This contradicts your answer in the original post which might have caused some of your confusion. An answer of $\frac{9}{25}$ actually corresponds to the probability of at least one of the first two hats being in the first box, including the possibility of both. To have calculated this, we could approach similarly to above, having first broken into cases based on whether exactly one or both of the first two hats were in the first box, giving a total number of valid sequences being $2\cdot 4\cdot 5^3+1\cdot 1\cdot 5^3$ and the probability then as $\frac{2\cdot 4\cdot 5^3+1\cdot 1\cdot 5^3}{5^5}=\frac{2\cdot 4+1}{5^2}=\frac{9}{25}$. Alternatively, you could have calculated this using inclusion exclusion arriving at the same answer.
The second part of the problem is very similar to the first. The steps for rule of product being:

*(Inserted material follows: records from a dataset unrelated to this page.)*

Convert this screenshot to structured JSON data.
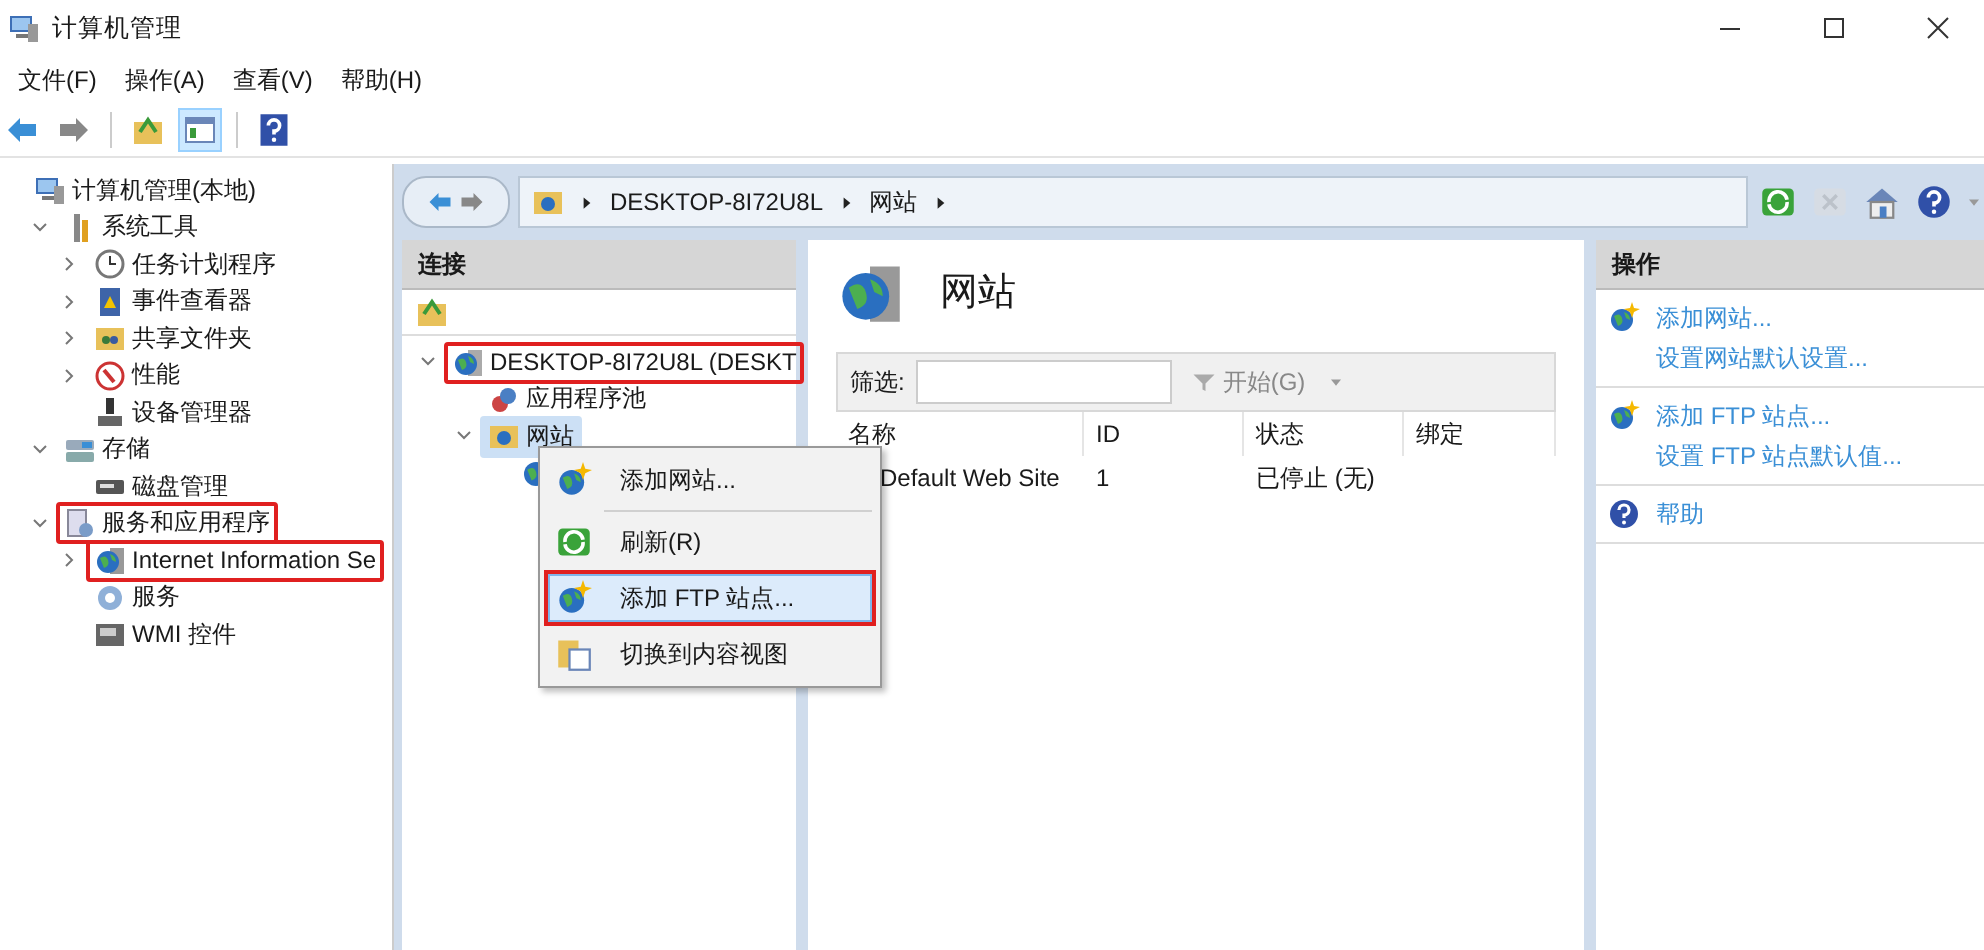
{
  "window": {
    "title": "计算机管理"
  },
  "menu_bar": [
    "文件(F)",
    "操作(A)",
    "查看(V)",
    "帮助(H)"
  ],
  "toolbar": [
    {
      "kind": "back",
      "pressed": false
    },
    {
      "kind": "forward",
      "pressed": false
    },
    {
      "kind": "up",
      "pressed": false
    },
    {
      "kind": "tree",
      "pressed": true
    },
    {
      "kind": "help",
      "pressed": false
    }
  ],
  "tree": {
    "label": "计算机管理(本地)",
    "kind": "computer",
    "highlighted": false,
    "children": [
      {
        "label": "系统工具",
        "kind": "tools",
        "expanded": true,
        "highlighted": false,
        "children": [
          {
            "label": "任务计划程序",
            "kind": "clock",
            "expanded": false,
            "highlighted": false
          },
          {
            "label": "事件查看器",
            "kind": "log",
            "expanded": false,
            "highlighted": false
          },
          {
            "label": "共享文件夹",
            "kind": "share",
            "expanded": false,
            "highlighted": false
          },
          {
            "label": "性能",
            "kind": "gauge",
            "expanded": false,
            "highlighted": false
          },
          {
            "label": "设备管理器",
            "kind": "device",
            "highlighted": false
          }
        ]
      },
      {
        "label": "存储",
        "kind": "storage",
        "expanded": true,
        "highlighted": false,
        "children": [
          {
            "label": "磁盘管理",
            "kind": "disk",
            "highlighted": false
          }
        ]
      },
      {
        "label": "服务和应用程序",
        "kind": "apps",
        "expanded": true,
        "highlighted": true,
        "children": [
          {
            "label": "Internet Information Se",
            "kind": "iis",
            "expanded": false,
            "highlighted": true
          },
          {
            "label": "服务",
            "kind": "service",
            "highlighted": false
          },
          {
            "label": "WMI 控件",
            "kind": "wmi",
            "highlighted": false
          }
        ]
      }
    ]
  },
  "address_bar": {
    "crumbs": [
      "DESKTOP-8I72U8L",
      "网站"
    ],
    "tools": [
      {
        "kind": "refresh",
        "disabled": false
      },
      {
        "kind": "stop",
        "disabled": true
      },
      {
        "kind": "home",
        "disabled": false
      },
      {
        "kind": "help",
        "disabled": false
      }
    ]
  },
  "connections": {
    "title": "连接",
    "tree": [
      {
        "label": "DESKTOP-8I72U8L (DESKT",
        "kind": "server",
        "expanded": true,
        "highlighted": true,
        "selected": false,
        "children": [
          {
            "label": "应用程序池",
            "kind": "pool",
            "highlighted": false,
            "selected": false
          },
          {
            "label": "网站",
            "kind": "sites",
            "expanded": true,
            "highlighted": false,
            "selected": true,
            "children": [
              {
                "kind": "site",
                "highlighted": false,
                "selected": false
              }
            ]
          }
        ]
      }
    ]
  },
  "center": {
    "title": "网站",
    "filter_label": "筛选:",
    "go_button": "开始(G)",
    "columns": [
      "名称",
      "ID",
      "状态",
      "绑定"
    ],
    "rows": [
      [
        "Default Web Site",
        "1",
        "已停止 (无)",
        null
      ]
    ]
  },
  "actions": {
    "title": "操作",
    "groups": [
      [
        {
          "label": "添加网站...",
          "kind": "globe-add"
        },
        {
          "label": "设置网站默认设置...",
          "kind": "plain"
        }
      ],
      [
        {
          "label": "添加 FTP 站点...",
          "kind": "globe-add"
        },
        {
          "label": "设置 FTP 站点默认值...",
          "kind": "plain"
        }
      ],
      [
        {
          "label": "帮助",
          "kind": "help"
        }
      ]
    ]
  },
  "context_menu": [
    {
      "label": "添加网站...",
      "kind": "globe-add",
      "selected": false,
      "highlighted": false,
      "separator_after": true
    },
    {
      "label": "刷新(R)",
      "kind": "refresh",
      "selected": false,
      "highlighted": false,
      "separator_after": false
    },
    {
      "label": "添加 FTP 站点...",
      "kind": "globe-add",
      "selected": true,
      "highlighted": true,
      "separator_after": false
    },
    {
      "label": "切换到内容视图",
      "kind": "content",
      "selected": false,
      "highlighted": false,
      "separator_after": false
    }
  ]
}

With 2 options for each of the first two steps and 5 options for each of the remaining steps, that gives the total number of valid arrangements as $2\cdot 2\cdot 5\cdot 5\cdot 5=4\cdot 5^3$ valid sequences. Taking the ratio then, this gives the probability as $\frac{4\cdot 5^3}{5^5}=\frac{4}{25}$

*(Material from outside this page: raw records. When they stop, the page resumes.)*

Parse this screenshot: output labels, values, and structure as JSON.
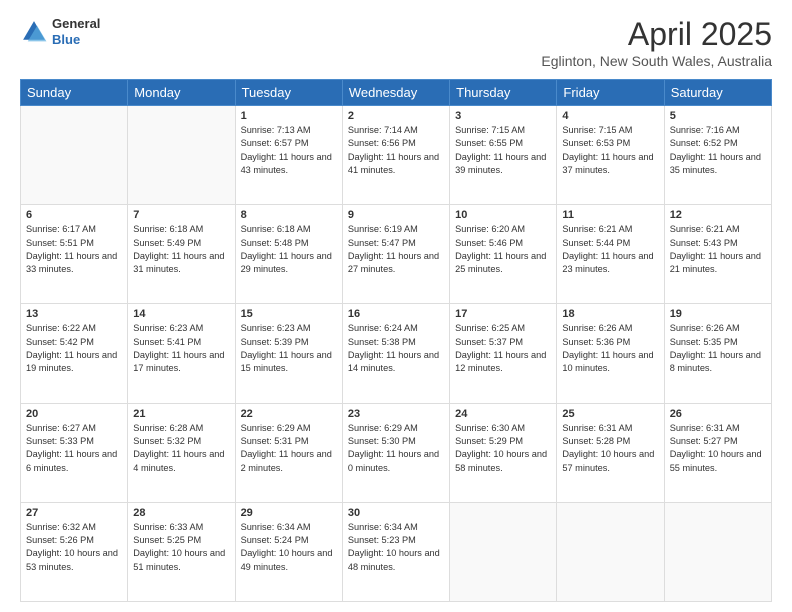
{
  "header": {
    "logo": {
      "line1": "General",
      "line2": "Blue"
    },
    "title": "April 2025",
    "location": "Eglinton, New South Wales, Australia"
  },
  "days_of_week": [
    "Sunday",
    "Monday",
    "Tuesday",
    "Wednesday",
    "Thursday",
    "Friday",
    "Saturday"
  ],
  "weeks": [
    [
      {
        "day": "",
        "sunrise": "",
        "sunset": "",
        "daylight": "",
        "empty": true
      },
      {
        "day": "",
        "sunrise": "",
        "sunset": "",
        "daylight": "",
        "empty": true
      },
      {
        "day": "1",
        "sunrise": "Sunrise: 7:13 AM",
        "sunset": "Sunset: 6:57 PM",
        "daylight": "Daylight: 11 hours and 43 minutes."
      },
      {
        "day": "2",
        "sunrise": "Sunrise: 7:14 AM",
        "sunset": "Sunset: 6:56 PM",
        "daylight": "Daylight: 11 hours and 41 minutes."
      },
      {
        "day": "3",
        "sunrise": "Sunrise: 7:15 AM",
        "sunset": "Sunset: 6:55 PM",
        "daylight": "Daylight: 11 hours and 39 minutes."
      },
      {
        "day": "4",
        "sunrise": "Sunrise: 7:15 AM",
        "sunset": "Sunset: 6:53 PM",
        "daylight": "Daylight: 11 hours and 37 minutes."
      },
      {
        "day": "5",
        "sunrise": "Sunrise: 7:16 AM",
        "sunset": "Sunset: 6:52 PM",
        "daylight": "Daylight: 11 hours and 35 minutes."
      }
    ],
    [
      {
        "day": "6",
        "sunrise": "Sunrise: 6:17 AM",
        "sunset": "Sunset: 5:51 PM",
        "daylight": "Daylight: 11 hours and 33 minutes."
      },
      {
        "day": "7",
        "sunrise": "Sunrise: 6:18 AM",
        "sunset": "Sunset: 5:49 PM",
        "daylight": "Daylight: 11 hours and 31 minutes."
      },
      {
        "day": "8",
        "sunrise": "Sunrise: 6:18 AM",
        "sunset": "Sunset: 5:48 PM",
        "daylight": "Daylight: 11 hours and 29 minutes."
      },
      {
        "day": "9",
        "sunrise": "Sunrise: 6:19 AM",
        "sunset": "Sunset: 5:47 PM",
        "daylight": "Daylight: 11 hours and 27 minutes."
      },
      {
        "day": "10",
        "sunrise": "Sunrise: 6:20 AM",
        "sunset": "Sunset: 5:46 PM",
        "daylight": "Daylight: 11 hours and 25 minutes."
      },
      {
        "day": "11",
        "sunrise": "Sunrise: 6:21 AM",
        "sunset": "Sunset: 5:44 PM",
        "daylight": "Daylight: 11 hours and 23 minutes."
      },
      {
        "day": "12",
        "sunrise": "Sunrise: 6:21 AM",
        "sunset": "Sunset: 5:43 PM",
        "daylight": "Daylight: 11 hours and 21 minutes."
      }
    ],
    [
      {
        "day": "13",
        "sunrise": "Sunrise: 6:22 AM",
        "sunset": "Sunset: 5:42 PM",
        "daylight": "Daylight: 11 hours and 19 minutes."
      },
      {
        "day": "14",
        "sunrise": "Sunrise: 6:23 AM",
        "sunset": "Sunset: 5:41 PM",
        "daylight": "Daylight: 11 hours and 17 minutes."
      },
      {
        "day": "15",
        "sunrise": "Sunrise: 6:23 AM",
        "sunset": "Sunset: 5:39 PM",
        "daylight": "Daylight: 11 hours and 15 minutes."
      },
      {
        "day": "16",
        "sunrise": "Sunrise: 6:24 AM",
        "sunset": "Sunset: 5:38 PM",
        "daylight": "Daylight: 11 hours and 14 minutes."
      },
      {
        "day": "17",
        "sunrise": "Sunrise: 6:25 AM",
        "sunset": "Sunset: 5:37 PM",
        "daylight": "Daylight: 11 hours and 12 minutes."
      },
      {
        "day": "18",
        "sunrise": "Sunrise: 6:26 AM",
        "sunset": "Sunset: 5:36 PM",
        "daylight": "Daylight: 11 hours and 10 minutes."
      },
      {
        "day": "19",
        "sunrise": "Sunrise: 6:26 AM",
        "sunset": "Sunset: 5:35 PM",
        "daylight": "Daylight: 11 hours and 8 minutes."
      }
    ],
    [
      {
        "day": "20",
        "sunrise": "Sunrise: 6:27 AM",
        "sunset": "Sunset: 5:33 PM",
        "daylight": "Daylight: 11 hours and 6 minutes."
      },
      {
        "day": "21",
        "sunrise": "Sunrise: 6:28 AM",
        "sunset": "Sunset: 5:32 PM",
        "daylight": "Daylight: 11 hours and 4 minutes."
      },
      {
        "day": "22",
        "sunrise": "Sunrise: 6:29 AM",
        "sunset": "Sunset: 5:31 PM",
        "daylight": "Daylight: 11 hours and 2 minutes."
      },
      {
        "day": "23",
        "sunrise": "Sunrise: 6:29 AM",
        "sunset": "Sunset: 5:30 PM",
        "daylight": "Daylight: 11 hours and 0 minutes."
      },
      {
        "day": "24",
        "sunrise": "Sunrise: 6:30 AM",
        "sunset": "Sunset: 5:29 PM",
        "daylight": "Daylight: 10 hours and 58 minutes."
      },
      {
        "day": "25",
        "sunrise": "Sunrise: 6:31 AM",
        "sunset": "Sunset: 5:28 PM",
        "daylight": "Daylight: 10 hours and 57 minutes."
      },
      {
        "day": "26",
        "sunrise": "Sunrise: 6:31 AM",
        "sunset": "Sunset: 5:27 PM",
        "daylight": "Daylight: 10 hours and 55 minutes."
      }
    ],
    [
      {
        "day": "27",
        "sunrise": "Sunrise: 6:32 AM",
        "sunset": "Sunset: 5:26 PM",
        "daylight": "Daylight: 10 hours and 53 minutes."
      },
      {
        "day": "28",
        "sunrise": "Sunrise: 6:33 AM",
        "sunset": "Sunset: 5:25 PM",
        "daylight": "Daylight: 10 hours and 51 minutes."
      },
      {
        "day": "29",
        "sunrise": "Sunrise: 6:34 AM",
        "sunset": "Sunset: 5:24 PM",
        "daylight": "Daylight: 10 hours and 49 minutes."
      },
      {
        "day": "30",
        "sunrise": "Sunrise: 6:34 AM",
        "sunset": "Sunset: 5:23 PM",
        "daylight": "Daylight: 10 hours and 48 minutes."
      },
      {
        "day": "",
        "sunrise": "",
        "sunset": "",
        "daylight": "",
        "empty": true
      },
      {
        "day": "",
        "sunrise": "",
        "sunset": "",
        "daylight": "",
        "empty": true
      },
      {
        "day": "",
        "sunrise": "",
        "sunset": "",
        "daylight": "",
        "empty": true
      }
    ]
  ]
}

I’m assuming that we’re supposed to think each possible matching is equally likely.
There are $5^5$ possible matchings, as each hat can be assigned to any one of the five boxes. To answer part (a), we need to know how many matchings include exactly one of {H1, H2}. Well, 1/5 of the possible matchings – that is, $5^4$ of them – will include H1, and by symmetry $5^4$ will include H2. Summing those gives us $2\times5^4$, but we have actually included some possibilities twice: the ones where both H1 and H2 are included in B1. In fact, we need to remove these matchings twice, as the question states only one of H1 and H2 can be in B1.
Matchings which include both will have the positions of H1 and H2 fixed in B1, but {H3, H4, H5} can still go in any of five positions, so that’s $5^3$ possible matchings out of $5^5$.
In summary, we have $(2\times5^4 – 2\times5^3)/5^5 = 8/25$ probability for (A).
For (B), the last three hats can still go anywhere – we saw before that gave $5^3$ options. And now there are only 2 choices for H1 and H2, and $2\times2=4$, so our total number of possibilities is $4\times5^3 = 500$.